Items from an interface collection:
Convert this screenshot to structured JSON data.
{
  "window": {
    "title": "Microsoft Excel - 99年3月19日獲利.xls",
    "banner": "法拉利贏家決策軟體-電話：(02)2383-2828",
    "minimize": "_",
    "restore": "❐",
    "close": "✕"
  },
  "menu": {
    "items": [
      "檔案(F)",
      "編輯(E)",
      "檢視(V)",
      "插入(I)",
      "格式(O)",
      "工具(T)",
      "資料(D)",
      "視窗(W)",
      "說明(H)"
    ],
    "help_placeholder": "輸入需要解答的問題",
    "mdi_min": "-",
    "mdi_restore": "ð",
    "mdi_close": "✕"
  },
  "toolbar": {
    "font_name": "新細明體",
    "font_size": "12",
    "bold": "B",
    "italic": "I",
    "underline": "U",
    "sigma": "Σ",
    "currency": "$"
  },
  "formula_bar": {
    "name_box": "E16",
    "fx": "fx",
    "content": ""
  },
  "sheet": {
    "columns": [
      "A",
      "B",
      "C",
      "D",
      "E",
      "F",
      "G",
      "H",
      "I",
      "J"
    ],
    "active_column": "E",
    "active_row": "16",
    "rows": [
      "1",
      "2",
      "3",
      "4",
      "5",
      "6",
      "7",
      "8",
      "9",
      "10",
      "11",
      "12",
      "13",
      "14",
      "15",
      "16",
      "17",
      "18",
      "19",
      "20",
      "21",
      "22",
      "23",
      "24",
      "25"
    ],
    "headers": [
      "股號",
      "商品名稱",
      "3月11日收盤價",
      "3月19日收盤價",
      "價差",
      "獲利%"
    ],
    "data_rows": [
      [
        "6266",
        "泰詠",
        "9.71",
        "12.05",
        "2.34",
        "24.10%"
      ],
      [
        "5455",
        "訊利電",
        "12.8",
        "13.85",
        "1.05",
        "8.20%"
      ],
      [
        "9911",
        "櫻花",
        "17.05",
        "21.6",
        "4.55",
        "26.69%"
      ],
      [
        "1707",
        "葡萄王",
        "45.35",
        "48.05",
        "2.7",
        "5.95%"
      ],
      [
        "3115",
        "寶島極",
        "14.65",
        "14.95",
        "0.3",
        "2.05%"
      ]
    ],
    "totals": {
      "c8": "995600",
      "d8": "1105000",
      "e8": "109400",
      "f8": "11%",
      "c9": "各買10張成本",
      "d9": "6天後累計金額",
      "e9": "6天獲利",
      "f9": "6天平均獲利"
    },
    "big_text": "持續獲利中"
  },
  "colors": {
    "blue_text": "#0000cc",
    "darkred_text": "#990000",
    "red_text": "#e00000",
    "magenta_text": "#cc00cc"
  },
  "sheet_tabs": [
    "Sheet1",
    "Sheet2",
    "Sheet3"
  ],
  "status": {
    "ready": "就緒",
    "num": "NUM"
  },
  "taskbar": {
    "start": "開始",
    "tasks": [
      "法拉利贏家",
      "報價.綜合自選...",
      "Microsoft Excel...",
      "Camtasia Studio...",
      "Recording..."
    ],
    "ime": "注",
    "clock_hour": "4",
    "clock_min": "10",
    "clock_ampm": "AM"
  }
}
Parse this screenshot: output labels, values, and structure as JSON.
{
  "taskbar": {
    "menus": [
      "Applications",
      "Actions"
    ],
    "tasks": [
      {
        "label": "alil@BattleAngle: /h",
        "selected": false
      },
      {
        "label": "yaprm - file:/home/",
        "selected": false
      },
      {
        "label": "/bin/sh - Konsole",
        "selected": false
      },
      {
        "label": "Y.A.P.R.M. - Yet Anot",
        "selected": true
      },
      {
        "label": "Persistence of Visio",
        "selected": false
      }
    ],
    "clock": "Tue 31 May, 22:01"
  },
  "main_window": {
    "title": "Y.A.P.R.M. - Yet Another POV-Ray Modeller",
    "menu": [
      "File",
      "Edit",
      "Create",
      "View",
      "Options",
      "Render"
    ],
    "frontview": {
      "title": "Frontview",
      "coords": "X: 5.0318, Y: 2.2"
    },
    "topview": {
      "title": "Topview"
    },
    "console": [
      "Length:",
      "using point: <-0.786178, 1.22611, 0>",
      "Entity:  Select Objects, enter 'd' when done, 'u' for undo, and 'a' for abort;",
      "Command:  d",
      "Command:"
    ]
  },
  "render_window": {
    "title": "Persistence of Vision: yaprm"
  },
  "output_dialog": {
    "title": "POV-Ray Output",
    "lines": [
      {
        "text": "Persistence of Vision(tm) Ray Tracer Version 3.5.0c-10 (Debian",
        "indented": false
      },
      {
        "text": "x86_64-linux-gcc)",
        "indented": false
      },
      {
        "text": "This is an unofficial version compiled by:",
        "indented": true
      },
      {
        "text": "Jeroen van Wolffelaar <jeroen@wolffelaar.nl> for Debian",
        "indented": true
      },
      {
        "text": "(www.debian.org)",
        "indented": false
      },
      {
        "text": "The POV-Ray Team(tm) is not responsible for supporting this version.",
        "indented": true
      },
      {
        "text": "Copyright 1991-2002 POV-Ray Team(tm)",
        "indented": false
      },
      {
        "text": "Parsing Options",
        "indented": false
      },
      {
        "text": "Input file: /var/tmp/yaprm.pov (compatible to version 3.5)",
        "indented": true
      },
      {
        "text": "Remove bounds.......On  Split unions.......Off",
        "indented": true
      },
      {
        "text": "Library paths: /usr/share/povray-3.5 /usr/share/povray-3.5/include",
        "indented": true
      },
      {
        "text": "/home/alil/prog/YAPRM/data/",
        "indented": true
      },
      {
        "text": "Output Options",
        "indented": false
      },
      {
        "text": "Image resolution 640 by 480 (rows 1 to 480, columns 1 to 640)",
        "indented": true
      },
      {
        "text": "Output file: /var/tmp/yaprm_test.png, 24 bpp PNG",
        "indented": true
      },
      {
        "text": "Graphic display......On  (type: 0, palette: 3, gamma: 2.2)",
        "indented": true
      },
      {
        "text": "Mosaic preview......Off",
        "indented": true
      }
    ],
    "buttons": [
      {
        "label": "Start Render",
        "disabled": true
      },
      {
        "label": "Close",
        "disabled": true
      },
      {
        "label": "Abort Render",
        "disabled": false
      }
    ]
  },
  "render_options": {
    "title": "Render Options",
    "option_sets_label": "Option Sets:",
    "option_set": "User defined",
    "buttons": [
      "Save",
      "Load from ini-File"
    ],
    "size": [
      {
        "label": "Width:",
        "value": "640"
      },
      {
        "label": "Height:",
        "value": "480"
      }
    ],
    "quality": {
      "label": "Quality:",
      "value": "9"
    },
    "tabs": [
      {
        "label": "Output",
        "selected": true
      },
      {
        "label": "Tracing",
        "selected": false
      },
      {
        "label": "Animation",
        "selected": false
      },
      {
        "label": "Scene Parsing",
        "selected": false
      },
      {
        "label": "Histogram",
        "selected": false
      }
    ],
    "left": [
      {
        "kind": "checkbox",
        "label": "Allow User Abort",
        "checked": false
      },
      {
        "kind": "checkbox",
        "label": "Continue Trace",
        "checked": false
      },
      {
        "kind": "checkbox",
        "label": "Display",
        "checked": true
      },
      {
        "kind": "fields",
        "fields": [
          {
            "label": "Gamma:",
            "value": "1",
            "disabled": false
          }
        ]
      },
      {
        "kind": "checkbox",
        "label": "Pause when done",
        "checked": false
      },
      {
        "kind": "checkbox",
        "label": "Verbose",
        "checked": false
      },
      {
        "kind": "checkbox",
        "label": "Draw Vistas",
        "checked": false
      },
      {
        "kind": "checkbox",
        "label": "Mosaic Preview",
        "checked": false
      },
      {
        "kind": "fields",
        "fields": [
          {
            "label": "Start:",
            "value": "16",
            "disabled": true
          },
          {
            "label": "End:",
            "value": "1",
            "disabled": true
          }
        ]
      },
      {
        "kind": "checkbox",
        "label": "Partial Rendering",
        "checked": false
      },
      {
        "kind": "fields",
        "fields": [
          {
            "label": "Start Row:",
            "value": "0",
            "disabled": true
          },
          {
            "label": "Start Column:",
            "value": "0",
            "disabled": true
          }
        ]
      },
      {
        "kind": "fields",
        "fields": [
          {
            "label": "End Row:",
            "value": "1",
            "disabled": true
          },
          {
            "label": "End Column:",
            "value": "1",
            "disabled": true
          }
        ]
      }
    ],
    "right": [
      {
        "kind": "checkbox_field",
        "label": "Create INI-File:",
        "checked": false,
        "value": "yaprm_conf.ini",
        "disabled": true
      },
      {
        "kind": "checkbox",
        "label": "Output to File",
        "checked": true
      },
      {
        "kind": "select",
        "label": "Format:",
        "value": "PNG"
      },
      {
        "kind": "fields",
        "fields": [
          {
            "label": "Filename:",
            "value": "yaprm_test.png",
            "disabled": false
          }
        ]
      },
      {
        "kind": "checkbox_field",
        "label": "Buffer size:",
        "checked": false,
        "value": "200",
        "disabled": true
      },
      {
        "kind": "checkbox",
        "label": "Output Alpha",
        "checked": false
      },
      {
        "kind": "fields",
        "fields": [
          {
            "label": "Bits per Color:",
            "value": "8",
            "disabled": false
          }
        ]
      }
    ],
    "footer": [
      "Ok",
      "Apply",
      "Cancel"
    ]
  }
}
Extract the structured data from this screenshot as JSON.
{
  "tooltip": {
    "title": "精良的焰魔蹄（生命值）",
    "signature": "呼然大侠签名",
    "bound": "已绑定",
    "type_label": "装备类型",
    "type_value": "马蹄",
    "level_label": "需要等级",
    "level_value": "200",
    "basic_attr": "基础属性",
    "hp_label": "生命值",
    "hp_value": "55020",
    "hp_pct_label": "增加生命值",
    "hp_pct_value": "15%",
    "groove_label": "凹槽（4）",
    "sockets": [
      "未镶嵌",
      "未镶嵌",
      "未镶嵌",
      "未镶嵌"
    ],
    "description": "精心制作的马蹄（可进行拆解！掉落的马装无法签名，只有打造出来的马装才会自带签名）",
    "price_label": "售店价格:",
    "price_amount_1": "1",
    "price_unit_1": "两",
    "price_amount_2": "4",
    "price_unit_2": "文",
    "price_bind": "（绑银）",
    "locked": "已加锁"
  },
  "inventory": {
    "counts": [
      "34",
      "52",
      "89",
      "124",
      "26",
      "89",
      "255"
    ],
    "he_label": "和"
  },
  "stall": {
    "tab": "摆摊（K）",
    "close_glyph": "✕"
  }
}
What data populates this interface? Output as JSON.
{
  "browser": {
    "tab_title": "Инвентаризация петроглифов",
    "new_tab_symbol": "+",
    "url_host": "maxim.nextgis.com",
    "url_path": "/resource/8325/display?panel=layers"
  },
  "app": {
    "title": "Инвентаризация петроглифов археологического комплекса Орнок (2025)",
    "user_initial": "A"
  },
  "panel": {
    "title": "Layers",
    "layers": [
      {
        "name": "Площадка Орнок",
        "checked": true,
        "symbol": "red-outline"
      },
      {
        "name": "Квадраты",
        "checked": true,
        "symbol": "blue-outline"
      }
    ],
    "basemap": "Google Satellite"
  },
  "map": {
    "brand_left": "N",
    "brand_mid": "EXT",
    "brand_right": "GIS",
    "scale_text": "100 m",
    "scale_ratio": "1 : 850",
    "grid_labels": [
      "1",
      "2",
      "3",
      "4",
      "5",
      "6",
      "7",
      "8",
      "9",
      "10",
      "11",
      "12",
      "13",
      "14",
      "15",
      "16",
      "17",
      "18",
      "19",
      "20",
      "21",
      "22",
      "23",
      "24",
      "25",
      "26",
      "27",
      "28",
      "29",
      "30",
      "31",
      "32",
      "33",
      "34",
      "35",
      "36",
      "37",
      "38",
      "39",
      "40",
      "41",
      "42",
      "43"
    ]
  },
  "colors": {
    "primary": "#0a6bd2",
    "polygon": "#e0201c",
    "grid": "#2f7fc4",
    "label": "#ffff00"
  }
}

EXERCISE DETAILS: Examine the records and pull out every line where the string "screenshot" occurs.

RESULT OF THIS EXERCISE:
Convert this screenshot to structured JSON data.
Parse this screenshot: output labels, values, and structure as JSON.
Extract the structured data from this screenshot as JSON.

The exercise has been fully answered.